Les Damodes’s origins, Celtic or Gallo-Roman, are lost in the midst of time. Does this name conjure up a trinity of female deities, similar to the Bonnes Mares? Protectresses of earthly fruit and maternity, these goddesses were worshipped in the region. To the east of Nuits, the Gallo-Roman settlement of Les Bolards covered 15 hectares, and had a very active Mithraic temple. Or perhaps the name evokes druidesses who lived in the coomb.
Nuits-Saint-Georges has a strong, unbridled personality. The town is perched below the hillside, at the opening of the La Serrée coomb. A small stream, the Meuzin, makes its way down from the Hautes-Côtes. Les Damodes is the town’s northernmost climat, on the border with Vosne-Romanée.

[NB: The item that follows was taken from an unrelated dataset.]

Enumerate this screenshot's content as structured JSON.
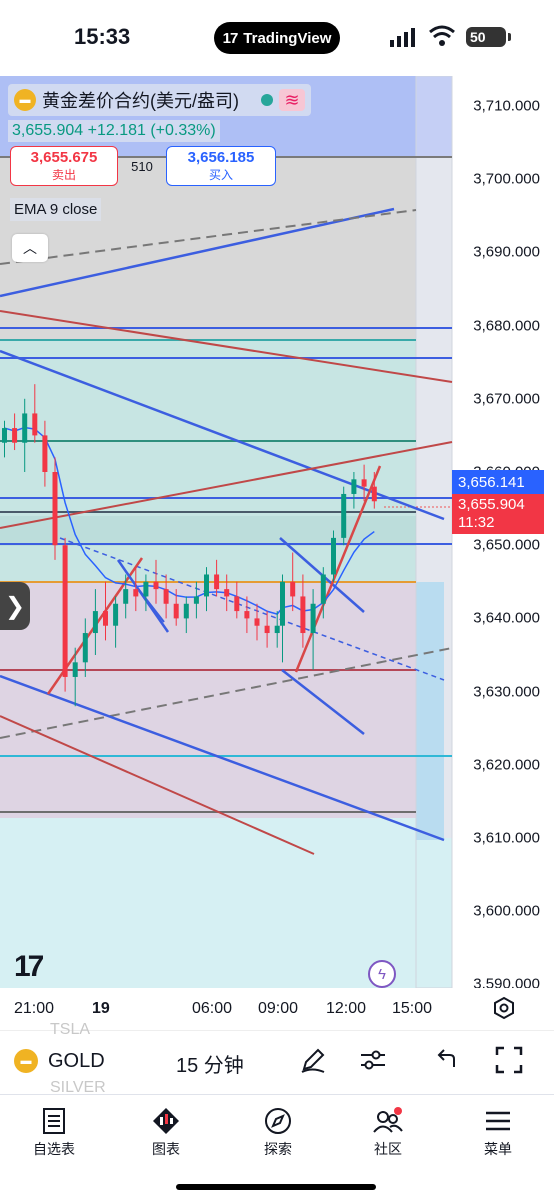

Characteristic restrained aromatics of Nuits, a great concentration of fruit with a scented, savoury, grippy finish. The velvety smoothness of good Burgundy wines, caused by the higher spirits, ensures that their taste touches the tongue softly and is gentle on the nerves”, wrote Dr Guy-Crescent Fagon in 1694. He added “A wine that the stomach can press and digest at leisure, without rushing to get rid of it”. This prescription was addressed to Louis XIV, weighed down by ill health. Nuits wine, recommended by his senior physician, soon cured the royal patient. Wine for convalescence, purely medicinal, had been invented